The last episode of the HBO miniseries “Generation Kill” contains a conversation between the Commander of the First Recon Battalion (nicknamed Godfather because of his voice) and the embedded reporter traveling with the Marines. Straightaway the reporter asks Godfather why he didn’t take disciplinary action against a deranged and sadistic Captain (nicknamed Captain America).
Godfather responds by telling the reporter that sometimes the boundaries of acceptable behavior are larger than expected. He compares Captain America’s irresponsible actions to the insubordinate attitude of a sympathetic character on the show and says he must trust his soldiers. His explanation highlights the fact that even though the USMC is a highly structured and disciplined organization, or at least it is often perceived that way, there’s still plenty of room for personal judgment. Which brings me to libraries. Are libraries more disciplined than the USMC? Is it easy for library staff to follow unpopular policies and procedures?
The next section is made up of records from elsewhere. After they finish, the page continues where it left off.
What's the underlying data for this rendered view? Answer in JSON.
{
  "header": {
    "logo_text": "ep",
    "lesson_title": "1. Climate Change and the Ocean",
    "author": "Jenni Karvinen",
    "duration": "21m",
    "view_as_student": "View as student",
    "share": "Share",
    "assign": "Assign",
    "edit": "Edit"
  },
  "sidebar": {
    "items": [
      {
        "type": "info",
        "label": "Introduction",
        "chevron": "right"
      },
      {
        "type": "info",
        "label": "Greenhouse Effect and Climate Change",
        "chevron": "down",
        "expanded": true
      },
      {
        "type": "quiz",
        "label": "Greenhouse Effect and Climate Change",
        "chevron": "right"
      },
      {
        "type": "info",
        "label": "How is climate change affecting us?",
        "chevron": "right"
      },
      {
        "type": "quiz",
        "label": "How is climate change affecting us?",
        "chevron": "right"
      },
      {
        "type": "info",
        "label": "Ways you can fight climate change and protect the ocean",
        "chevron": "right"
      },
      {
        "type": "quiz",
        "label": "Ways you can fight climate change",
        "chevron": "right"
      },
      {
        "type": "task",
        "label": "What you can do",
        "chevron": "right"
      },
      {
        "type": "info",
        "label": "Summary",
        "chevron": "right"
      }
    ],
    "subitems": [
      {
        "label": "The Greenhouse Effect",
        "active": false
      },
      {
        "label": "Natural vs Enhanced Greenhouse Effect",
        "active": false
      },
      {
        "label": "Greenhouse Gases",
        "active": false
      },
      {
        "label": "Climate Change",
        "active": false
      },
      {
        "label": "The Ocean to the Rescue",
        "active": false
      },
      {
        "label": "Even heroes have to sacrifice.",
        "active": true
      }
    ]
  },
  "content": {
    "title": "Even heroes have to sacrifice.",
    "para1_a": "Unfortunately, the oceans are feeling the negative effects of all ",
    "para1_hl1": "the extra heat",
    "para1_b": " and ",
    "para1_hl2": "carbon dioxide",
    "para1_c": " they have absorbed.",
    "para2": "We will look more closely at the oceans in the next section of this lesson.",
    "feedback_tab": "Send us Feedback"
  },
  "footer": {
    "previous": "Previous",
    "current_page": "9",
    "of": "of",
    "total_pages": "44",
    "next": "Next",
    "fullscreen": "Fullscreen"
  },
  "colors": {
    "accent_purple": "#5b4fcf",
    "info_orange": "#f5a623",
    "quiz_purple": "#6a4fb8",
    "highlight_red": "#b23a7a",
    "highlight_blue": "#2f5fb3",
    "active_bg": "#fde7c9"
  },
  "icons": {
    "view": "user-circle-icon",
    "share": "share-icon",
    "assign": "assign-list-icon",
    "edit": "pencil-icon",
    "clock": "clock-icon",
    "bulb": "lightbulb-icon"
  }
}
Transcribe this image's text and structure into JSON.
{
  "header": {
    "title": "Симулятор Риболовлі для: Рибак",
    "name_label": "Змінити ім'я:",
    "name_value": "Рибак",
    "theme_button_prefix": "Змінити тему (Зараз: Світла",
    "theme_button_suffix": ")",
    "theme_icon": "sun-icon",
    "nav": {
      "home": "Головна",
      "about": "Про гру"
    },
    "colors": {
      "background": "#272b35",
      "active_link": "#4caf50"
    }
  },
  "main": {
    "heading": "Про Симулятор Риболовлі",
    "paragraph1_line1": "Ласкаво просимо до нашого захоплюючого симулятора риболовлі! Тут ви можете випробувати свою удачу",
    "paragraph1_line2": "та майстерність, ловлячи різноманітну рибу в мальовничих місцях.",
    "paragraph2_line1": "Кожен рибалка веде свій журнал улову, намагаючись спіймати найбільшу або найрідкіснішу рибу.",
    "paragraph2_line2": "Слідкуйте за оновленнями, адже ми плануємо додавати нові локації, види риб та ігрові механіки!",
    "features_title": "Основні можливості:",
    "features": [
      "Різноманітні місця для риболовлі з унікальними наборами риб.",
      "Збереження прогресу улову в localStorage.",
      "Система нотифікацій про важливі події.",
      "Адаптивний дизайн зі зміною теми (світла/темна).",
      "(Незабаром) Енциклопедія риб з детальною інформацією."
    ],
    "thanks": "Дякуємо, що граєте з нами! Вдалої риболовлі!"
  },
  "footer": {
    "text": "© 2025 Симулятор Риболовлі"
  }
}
In a staff meeting the other day we reevaluated how we were handling web access guest passes for people who forgot their library card. This lead to a long, difficult and great discussion about book checkout without library cards, access to print materials vs. non-print materials, customer service, fairness, the potential of implicitly limiting access to young people without ID, protecting people’s library accounts, and the best use of staff time. More libraries don’t have user-centered policies and procedures is because writing them can be hard work. The easiest thing to do would have been to skip the whole discussion, not worry about all of that stuff, end the meeting sooner, and come up with a policy that everyone would have ignored, including me. There are too many situations that fall within the boundaries of reasonable behavior to think it would always be followed. Instead of doing this and instead of coming up with a unrealistically restrictive policy in the process, we took the time and came up with something useful.
The NPPL’s staff want to provide a great customer experience. Doing things like knowing people’s names when they approach the circ desk and starting to check them out even before they have time to find their library card are a part of creating a good experience. And because we spent the time detailing exactly how we can best serve our patrons, no one has to break any rules to do it. The ability to provide good customer service is built in to our procedures.